== WHAT IS BEING ASKED ==
Search the data for the word "this". Reproduce every line where it is found.

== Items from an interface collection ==
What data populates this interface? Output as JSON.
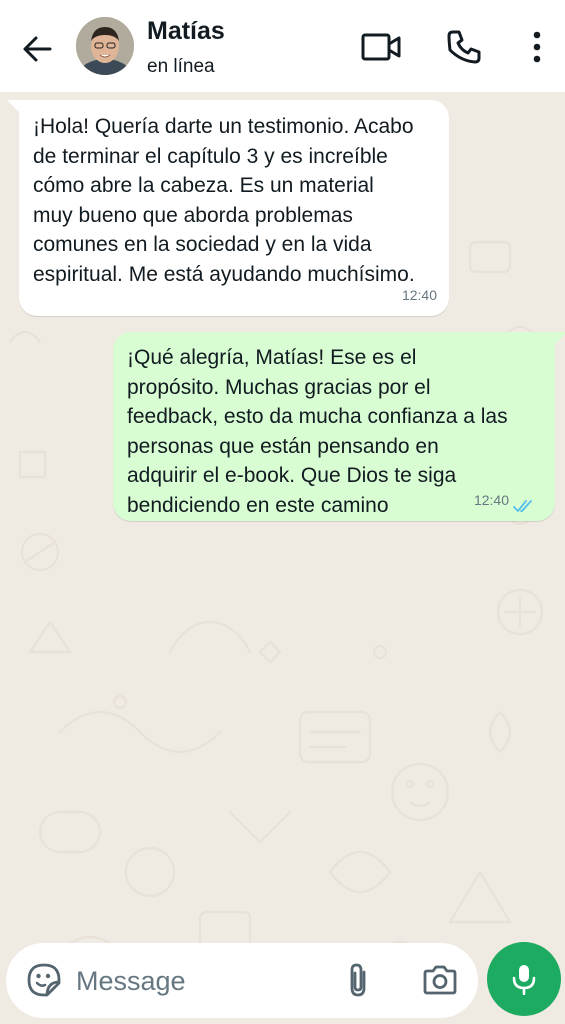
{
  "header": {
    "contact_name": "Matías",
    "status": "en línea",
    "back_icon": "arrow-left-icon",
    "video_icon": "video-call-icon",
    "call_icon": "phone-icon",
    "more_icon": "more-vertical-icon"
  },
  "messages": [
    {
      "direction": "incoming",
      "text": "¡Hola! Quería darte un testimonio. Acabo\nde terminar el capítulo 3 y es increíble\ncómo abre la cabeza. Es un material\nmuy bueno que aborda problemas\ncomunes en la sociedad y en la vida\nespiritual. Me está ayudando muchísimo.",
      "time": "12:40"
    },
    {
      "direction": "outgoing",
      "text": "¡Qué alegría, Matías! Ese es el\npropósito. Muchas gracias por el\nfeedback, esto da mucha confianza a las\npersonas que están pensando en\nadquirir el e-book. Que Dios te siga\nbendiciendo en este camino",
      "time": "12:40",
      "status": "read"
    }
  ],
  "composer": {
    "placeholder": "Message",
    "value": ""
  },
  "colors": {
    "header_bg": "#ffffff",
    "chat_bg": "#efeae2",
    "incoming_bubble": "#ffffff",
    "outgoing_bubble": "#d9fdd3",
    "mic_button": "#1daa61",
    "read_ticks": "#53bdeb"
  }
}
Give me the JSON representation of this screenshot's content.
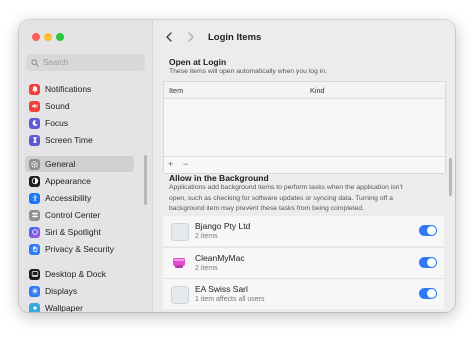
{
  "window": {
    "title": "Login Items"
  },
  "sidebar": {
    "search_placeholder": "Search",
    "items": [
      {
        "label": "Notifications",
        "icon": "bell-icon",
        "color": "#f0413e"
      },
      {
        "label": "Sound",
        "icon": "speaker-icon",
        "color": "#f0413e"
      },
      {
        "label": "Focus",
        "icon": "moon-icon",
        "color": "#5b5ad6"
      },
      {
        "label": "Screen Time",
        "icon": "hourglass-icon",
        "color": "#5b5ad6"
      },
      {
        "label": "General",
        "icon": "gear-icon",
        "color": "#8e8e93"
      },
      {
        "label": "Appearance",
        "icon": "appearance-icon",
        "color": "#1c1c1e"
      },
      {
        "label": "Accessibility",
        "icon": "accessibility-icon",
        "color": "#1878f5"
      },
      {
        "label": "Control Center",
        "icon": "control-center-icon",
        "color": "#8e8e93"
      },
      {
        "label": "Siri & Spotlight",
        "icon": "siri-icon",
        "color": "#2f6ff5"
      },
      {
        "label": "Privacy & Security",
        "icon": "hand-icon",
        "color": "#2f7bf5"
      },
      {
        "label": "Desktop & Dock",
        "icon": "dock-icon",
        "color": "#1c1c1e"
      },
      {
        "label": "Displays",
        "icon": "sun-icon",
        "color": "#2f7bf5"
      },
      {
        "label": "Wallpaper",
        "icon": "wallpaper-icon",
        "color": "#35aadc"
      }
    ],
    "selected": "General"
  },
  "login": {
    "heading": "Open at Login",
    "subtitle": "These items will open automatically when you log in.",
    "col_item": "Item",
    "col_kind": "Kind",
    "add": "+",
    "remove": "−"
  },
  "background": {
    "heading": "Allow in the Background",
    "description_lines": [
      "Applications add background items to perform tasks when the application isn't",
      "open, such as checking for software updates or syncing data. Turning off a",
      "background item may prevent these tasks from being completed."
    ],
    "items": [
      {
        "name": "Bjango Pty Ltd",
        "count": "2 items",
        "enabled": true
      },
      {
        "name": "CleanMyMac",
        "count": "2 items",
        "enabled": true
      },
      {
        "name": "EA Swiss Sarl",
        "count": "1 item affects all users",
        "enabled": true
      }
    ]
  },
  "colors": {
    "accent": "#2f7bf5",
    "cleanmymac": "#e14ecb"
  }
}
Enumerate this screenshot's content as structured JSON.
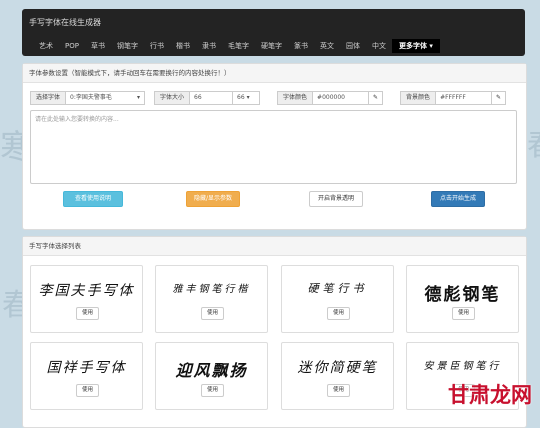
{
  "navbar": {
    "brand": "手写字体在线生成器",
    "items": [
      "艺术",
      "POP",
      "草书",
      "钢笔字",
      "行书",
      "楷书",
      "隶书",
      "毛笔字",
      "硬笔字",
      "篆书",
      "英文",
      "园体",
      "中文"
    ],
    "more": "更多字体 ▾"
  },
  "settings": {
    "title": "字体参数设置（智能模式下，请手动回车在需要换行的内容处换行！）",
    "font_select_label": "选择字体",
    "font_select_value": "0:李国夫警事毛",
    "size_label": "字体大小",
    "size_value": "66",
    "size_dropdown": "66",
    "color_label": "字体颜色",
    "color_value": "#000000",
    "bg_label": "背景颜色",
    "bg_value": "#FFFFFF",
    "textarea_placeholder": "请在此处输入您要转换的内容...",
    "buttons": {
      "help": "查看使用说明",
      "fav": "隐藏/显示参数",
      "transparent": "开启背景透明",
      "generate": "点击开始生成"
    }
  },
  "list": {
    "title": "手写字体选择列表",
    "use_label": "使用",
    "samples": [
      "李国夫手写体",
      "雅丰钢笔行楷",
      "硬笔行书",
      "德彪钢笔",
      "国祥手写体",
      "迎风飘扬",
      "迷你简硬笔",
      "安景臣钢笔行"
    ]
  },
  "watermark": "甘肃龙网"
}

== PROBLEM SOLUTION ==
What data populates this interface? Output as JSON.
Give me the JSON representation of this screenshot's content.
Enumerate this screenshot's content as structured JSON.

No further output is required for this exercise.